> _TASK TO COMPLETE_:
If a line of the data below contains the string "cartoon", copy it into your answer.

> _MATERIAL PROVIDED_:
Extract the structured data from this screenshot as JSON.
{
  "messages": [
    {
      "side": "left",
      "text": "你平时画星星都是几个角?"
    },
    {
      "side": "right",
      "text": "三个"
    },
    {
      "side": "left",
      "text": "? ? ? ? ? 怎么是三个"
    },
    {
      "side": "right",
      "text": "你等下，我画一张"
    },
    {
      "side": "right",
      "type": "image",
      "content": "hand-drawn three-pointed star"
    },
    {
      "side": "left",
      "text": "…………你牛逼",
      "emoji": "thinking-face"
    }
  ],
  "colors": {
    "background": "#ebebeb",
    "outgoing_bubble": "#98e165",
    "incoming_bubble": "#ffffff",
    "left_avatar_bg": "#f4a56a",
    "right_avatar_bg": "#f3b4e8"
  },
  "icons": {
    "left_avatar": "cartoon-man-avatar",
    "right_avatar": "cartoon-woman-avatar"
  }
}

> _PROBLEM SOLUTION_:
    "left_avatar": "cartoon-man-avatar",
    "right_avatar": "cartoon-woman-avatar"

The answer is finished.